What needs to be done = The records below are to be repeated in full, exactly as they are.

(Source records)
════

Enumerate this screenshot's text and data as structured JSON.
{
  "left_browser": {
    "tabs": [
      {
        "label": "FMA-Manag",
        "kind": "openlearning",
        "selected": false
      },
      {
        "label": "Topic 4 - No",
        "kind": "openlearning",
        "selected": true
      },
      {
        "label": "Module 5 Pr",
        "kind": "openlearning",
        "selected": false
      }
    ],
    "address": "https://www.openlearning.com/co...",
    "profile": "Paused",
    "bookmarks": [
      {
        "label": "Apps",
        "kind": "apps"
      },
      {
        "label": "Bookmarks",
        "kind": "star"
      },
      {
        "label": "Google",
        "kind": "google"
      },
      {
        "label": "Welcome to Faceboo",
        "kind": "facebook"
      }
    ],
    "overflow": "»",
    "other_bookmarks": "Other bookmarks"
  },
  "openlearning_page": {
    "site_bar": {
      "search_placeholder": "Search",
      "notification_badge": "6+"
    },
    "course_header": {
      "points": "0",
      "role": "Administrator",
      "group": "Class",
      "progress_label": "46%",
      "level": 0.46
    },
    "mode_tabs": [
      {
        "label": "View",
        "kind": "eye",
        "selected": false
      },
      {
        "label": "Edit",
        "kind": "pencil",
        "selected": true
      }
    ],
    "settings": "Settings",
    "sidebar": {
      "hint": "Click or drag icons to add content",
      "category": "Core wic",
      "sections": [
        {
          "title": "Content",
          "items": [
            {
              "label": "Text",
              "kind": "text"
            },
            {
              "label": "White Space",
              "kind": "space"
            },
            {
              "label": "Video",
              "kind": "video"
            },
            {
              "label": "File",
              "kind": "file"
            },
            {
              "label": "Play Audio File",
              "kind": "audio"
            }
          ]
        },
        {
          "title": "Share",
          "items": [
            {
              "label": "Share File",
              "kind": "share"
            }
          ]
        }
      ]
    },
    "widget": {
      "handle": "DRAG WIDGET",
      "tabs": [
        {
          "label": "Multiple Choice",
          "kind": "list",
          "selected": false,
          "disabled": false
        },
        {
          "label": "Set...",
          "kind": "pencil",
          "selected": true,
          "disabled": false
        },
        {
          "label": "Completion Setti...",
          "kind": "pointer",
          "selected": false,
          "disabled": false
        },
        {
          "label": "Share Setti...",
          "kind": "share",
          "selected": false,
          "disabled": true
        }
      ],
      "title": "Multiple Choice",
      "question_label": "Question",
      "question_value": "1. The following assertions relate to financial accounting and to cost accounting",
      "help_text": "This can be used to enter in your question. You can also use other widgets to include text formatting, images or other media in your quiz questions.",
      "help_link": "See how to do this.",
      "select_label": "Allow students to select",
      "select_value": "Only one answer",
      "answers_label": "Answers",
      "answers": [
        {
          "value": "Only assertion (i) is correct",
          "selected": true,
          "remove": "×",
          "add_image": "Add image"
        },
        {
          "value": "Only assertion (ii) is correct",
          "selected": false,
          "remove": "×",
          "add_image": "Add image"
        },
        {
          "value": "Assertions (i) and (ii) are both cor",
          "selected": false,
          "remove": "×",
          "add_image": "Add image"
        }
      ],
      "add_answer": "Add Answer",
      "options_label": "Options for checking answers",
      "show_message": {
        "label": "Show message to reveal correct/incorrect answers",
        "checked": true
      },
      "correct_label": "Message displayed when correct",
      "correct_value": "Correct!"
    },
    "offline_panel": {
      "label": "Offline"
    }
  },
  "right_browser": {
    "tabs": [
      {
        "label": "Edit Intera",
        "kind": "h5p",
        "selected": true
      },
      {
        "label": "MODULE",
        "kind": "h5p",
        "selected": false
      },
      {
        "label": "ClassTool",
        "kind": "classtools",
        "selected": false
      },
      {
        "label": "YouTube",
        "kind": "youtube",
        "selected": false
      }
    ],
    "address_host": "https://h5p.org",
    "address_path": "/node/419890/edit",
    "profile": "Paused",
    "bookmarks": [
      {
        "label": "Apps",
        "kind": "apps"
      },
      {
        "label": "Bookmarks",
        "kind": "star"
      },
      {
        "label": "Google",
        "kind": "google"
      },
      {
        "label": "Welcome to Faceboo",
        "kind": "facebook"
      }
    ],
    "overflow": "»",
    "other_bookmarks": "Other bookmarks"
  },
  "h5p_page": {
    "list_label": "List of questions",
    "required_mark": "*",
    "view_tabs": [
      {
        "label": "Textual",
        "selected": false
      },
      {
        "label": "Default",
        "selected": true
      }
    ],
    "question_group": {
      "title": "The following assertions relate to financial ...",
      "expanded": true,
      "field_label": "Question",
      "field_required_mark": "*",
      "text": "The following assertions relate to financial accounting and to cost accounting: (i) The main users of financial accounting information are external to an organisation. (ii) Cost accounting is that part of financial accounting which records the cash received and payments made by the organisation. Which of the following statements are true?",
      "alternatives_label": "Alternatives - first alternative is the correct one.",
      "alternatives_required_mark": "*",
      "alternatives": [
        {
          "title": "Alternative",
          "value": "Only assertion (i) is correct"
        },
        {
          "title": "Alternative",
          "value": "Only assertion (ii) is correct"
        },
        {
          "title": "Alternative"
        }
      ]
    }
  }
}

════

Expected answer =
Enumerate this screenshot's text and data as structured JSON.
{
  "left_browser": {
    "tabs": [
      {
        "label": "FMA-Manag",
        "kind": "openlearning",
        "selected": false
      },
      {
        "label": "Topic 4 - No",
        "kind": "openlearning",
        "selected": true
      },
      {
        "label": "Module 5 Pr",
        "kind": "openlearning",
        "selected": false
      }
    ],
    "address": "https://www.openlearning.com/co...",
    "profile": "Paused",
    "bookmarks": [
      {
        "label": "Apps",
        "kind": "apps"
      },
      {
        "label": "Bookmarks",
        "kind": "star"
      },
      {
        "label": "Google",
        "kind": "google"
      },
      {
        "label": "Welcome to Faceboo",
        "kind": "facebook"
      }
    ],
    "overflow": "»",
    "other_bookmarks": "Other bookmarks"
  },
  "openlearning_page": {
    "site_bar": {
      "search_placeholder": "Search",
      "notification_badge": "6+"
    },
    "course_header": {
      "points": "0",
      "role": "Administrator",
      "group": "Class",
      "progress_label": "46%",
      "level": 0.46
    },
    "mode_tabs": [
      {
        "label": "View",
        "kind": "eye",
        "selected": false
      },
      {
        "label": "Edit",
        "kind": "pencil",
        "selected": true
      }
    ],
    "settings": "Settings",
    "sidebar": {
      "hint": "Click or drag icons to add content",
      "category": "Core wic",
      "sections": [
        {
          "title": "Content",
          "items": [
            {
              "label": "Text",
              "kind": "text"
            },
            {
              "label": "White Space",
              "kind": "space"
            },
            {
              "label": "Video",
              "kind": "video"
            },
            {
              "label": "File",
              "kind": "file"
            },
            {
              "label": "Play Audio File",
              "kind": "audio"
            }
          ]
        },
        {
          "title": "Share",
          "items": [
            {
              "label": "Share File",
              "kind": "share"
            }
          ]
        }
      ]
    },
    "widget": {
      "handle": "DRAG WIDGET",
      "tabs": [
        {
          "label": "Multiple Choice",
          "kind": "list",
          "selected": false,
          "disabled": false
        },
        {
          "label": "Set...",
          "kind": "pencil",
          "selected": true,
          "disabled": false
        },
        {
          "label": "Completion Setti...",
          "kind": "pointer",
          "selected": false,
          "disabled": false
        },
        {
          "label": "Share Setti...",
          "kind": "share",
          "selected": false,
          "disabled": true
        }
      ],
      "title": "Multiple Choice",
      "question_label": "Question",
      "question_value": "1. The following assertions relate to financial accounting and to cost accounting",
      "help_text": "This can be used to enter in your question. You can also use other widgets to include text formatting, images or other media in your quiz questions.",
      "help_link": "See how to do this.",
      "select_label": "Allow students to select",
      "select_value": "Only one answer",
      "answers_label": "Answers",
      "answers": [
        {
          "value": "Only assertion (i) is correct",
          "selected": true,
          "remove": "×",
          "add_image": "Add image"
        },
        {
          "value": "Only assertion (ii) is correct",
          "selected": false,
          "remove": "×",
          "add_image": "Add image"
        },
        {
          "value": "Assertions (i) and (ii) are both cor",
          "selected": false,
          "remove": "×",
          "add_image": "Add image"
        }
      ],
      "add_answer": "Add Answer",
      "options_label": "Options for checking answers",
      "show_message": {
        "label": "Show message to reveal correct/incorrect answers",
        "checked": true
      },
      "correct_label": "Message displayed when correct",
      "correct_value": "Correct!"
    },
    "offline_panel": {
      "label": "Offline"
    }
  },
  "right_browser": {
    "tabs": [
      {
        "label": "Edit Intera",
        "kind": "h5p",
        "selected": true
      },
      {
        "label": "MODULE",
        "kind": "h5p",
        "selected": false
      },
      {
        "label": "ClassTool",
        "kind": "classtools",
        "selected": false
      },
      {
        "label": "YouTube",
        "kind": "youtube",
        "selected": false
      }
    ],
    "address_host": "https://h5p.org",
    "address_path": "/node/419890/edit",
    "profile": "Paused",
    "bookmarks": [
      {
        "label": "Apps",
        "kind": "apps"
      },
      {
        "label": "Bookmarks",
        "kind": "star"
      },
      {
        "label": "Google",
        "kind": "google"
      },
      {
        "label": "Welcome to Faceboo",
        "kind": "facebook"
      }
    ],
    "overflow": "»",
    "other_bookmarks": "Other bookmarks"
  },
  "h5p_page": {
    "list_label": "List of questions",
    "required_mark": "*",
    "view_tabs": [
      {
        "label": "Textual",
        "selected": false
      },
      {
        "label": "Default",
        "selected": true
      }
    ],
    "question_group": {
      "title": "The following assertions relate to financial ...",
      "expanded": true,
      "field_label": "Question",
      "field_required_mark": "*",
      "text": "The following assertions relate to financial accounting and to cost accounting: (i) The main users of financial accounting information are external to an organisation. (ii) Cost accounting is that part of financial accounting which records the cash received and payments made by the organisation. Which of the following statements are true?",
      "alternatives_label": "Alternatives - first alternative is the correct one.",
      "alternatives_required_mark": "*",
      "alternatives": [
        {
          "title": "Alternative",
          "value": "Only assertion (i) is correct"
        },
        {
          "title": "Alternative",
          "value": "Only assertion (ii) is correct"
        },
        {
          "title": "Alternative"
        }
      ]
    }
  }
}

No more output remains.